In a classic case study from one of our clients, a leading national supermarket, a customer was charged 6p too much for two croissants. He complained to the customer service manager (CSM) that the overcharging kept happening, and that he didn’t have the time to keep queuing up at the helpdesk or calling in. The CSM refunded the customer the standard ‘double the difference’ (i.e. 12p) and, thinking he was going above and beyond, sent him a £2 gift card in the post. And yet the customer, who was incredibly frustrated, scored the interaction at a C-sat 1. Why?
Because the CSM, well-meaning as he was, failed to truly identify the customer’s objective. This croissant-lover didn’t want a 12p refund; he wanted the root cause of the overcharging to be addressed.
And why did they do that?
Because that was the process, the way things were done, the organisations preferred way of working when it came to complaints missed out the vital step in enabling the CSM to close the loop and fix the mis-pricing problem.
As a result, we worked with the top team to develop a compelling story for how ‘we manage complaints around here’ with focus on experience rather than process. This gave customer facing people clear direction on what senior leaders wanted them to do and clarity on the permission they had to do the right thing, in the right way for customers.
2. Shift your climate
Complaints can bring out the micromanager in us all. Faced with a deluge of negativity, leaders can be tempted to impose ever-stricter frameworks and processes to try and ensure their people have a consistent response when under threat. However, while some boundaries and guardrails are always important, it’s crucial to foster a climate of trust and empowerment too.
You can never fully systematise complaint handling, and nor should you. Although there will be themes, each complaint comes from a unique person with a unique set of experiences and emotions. Your people need to feel free to use their judgement, flex their response and take the time they need to achieve the best possible outcome. The only way they’re going to do that is if their leaders give permission, making it clear that in-the-moment decision-making and creativity will be supported and valued; and provide relentless, positive on-the-ground role-modelling and encouragement.
If you’re really struggling with complaints, don’t go straight to your front-line staff. Begin by examining the cultural climate you are creating.
3. Upgrade your conversations
Yes, your people undoubtedly need skills to navigate a successful complaints conversation – especially in a landscape where Google turns everyone into an expert, and Twitter allows them to instantly spread their dissatisfaction far and wide.
But which behaviours are you going to focus on cultivating in order to move your metrics? Have you conducted deep-dive analytics to understand which exact behaviours are most effective in turning around your complaints around?
If you’re going to become one of the best, you need to identify the things your people can say and do to turn a complaint into a positive outcome.
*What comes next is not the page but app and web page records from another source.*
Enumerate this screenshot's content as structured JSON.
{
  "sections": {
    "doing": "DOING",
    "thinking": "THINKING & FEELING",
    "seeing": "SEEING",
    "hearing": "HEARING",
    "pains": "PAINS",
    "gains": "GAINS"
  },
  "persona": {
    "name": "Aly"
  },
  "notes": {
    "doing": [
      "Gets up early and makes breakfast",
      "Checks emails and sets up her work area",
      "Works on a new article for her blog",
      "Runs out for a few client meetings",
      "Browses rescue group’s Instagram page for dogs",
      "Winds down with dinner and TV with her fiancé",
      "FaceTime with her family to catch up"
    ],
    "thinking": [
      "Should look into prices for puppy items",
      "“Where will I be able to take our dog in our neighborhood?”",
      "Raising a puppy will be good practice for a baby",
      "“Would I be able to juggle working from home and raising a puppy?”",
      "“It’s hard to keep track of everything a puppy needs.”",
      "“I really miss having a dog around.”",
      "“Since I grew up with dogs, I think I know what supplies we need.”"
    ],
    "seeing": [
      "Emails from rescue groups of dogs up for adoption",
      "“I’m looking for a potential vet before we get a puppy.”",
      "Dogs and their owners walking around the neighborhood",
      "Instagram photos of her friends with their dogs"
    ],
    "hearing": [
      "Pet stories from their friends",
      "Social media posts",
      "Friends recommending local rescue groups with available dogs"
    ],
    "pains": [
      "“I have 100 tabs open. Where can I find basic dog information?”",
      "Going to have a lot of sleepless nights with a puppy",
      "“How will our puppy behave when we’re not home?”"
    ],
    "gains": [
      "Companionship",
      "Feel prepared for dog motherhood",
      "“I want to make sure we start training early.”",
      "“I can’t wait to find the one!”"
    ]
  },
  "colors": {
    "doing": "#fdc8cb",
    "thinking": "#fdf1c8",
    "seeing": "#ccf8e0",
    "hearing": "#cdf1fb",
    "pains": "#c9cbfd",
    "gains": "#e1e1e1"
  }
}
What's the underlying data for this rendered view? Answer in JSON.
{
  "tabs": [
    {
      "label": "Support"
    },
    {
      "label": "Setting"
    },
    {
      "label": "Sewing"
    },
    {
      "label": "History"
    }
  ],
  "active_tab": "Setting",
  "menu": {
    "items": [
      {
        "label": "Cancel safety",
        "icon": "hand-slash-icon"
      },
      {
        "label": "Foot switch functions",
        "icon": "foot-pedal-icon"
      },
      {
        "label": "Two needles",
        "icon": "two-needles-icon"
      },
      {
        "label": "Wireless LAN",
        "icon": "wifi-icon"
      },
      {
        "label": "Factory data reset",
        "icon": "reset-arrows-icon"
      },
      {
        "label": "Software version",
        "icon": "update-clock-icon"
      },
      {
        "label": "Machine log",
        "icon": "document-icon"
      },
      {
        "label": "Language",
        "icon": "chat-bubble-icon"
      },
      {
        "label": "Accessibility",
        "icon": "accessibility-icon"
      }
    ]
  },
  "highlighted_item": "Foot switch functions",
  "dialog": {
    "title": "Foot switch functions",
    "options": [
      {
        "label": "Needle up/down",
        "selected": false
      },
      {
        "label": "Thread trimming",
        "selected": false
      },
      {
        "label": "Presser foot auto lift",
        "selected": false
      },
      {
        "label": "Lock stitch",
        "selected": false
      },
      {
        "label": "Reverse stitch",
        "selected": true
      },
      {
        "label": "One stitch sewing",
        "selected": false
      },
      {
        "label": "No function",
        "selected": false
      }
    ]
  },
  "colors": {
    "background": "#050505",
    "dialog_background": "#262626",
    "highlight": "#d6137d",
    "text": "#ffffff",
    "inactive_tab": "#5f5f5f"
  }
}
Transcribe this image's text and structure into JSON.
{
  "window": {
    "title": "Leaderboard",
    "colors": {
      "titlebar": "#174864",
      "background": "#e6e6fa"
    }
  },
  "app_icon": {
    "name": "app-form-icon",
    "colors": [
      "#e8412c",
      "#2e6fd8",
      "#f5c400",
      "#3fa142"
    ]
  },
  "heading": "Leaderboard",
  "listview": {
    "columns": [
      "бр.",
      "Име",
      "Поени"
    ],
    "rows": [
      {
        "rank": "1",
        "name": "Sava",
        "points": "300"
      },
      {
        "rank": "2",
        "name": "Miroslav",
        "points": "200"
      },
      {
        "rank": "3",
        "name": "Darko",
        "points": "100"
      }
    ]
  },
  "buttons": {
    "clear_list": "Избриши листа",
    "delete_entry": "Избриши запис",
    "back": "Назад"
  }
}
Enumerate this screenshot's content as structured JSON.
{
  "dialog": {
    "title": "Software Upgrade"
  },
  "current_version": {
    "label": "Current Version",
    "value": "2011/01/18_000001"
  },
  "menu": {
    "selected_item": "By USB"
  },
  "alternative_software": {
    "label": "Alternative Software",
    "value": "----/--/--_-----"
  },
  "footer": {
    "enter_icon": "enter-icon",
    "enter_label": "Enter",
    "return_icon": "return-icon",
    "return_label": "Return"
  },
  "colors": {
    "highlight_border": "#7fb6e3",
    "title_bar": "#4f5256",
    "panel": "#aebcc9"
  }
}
When you’ve got that nailed, bottle it and replicate so every customer feels you’re taking their complaint seriously.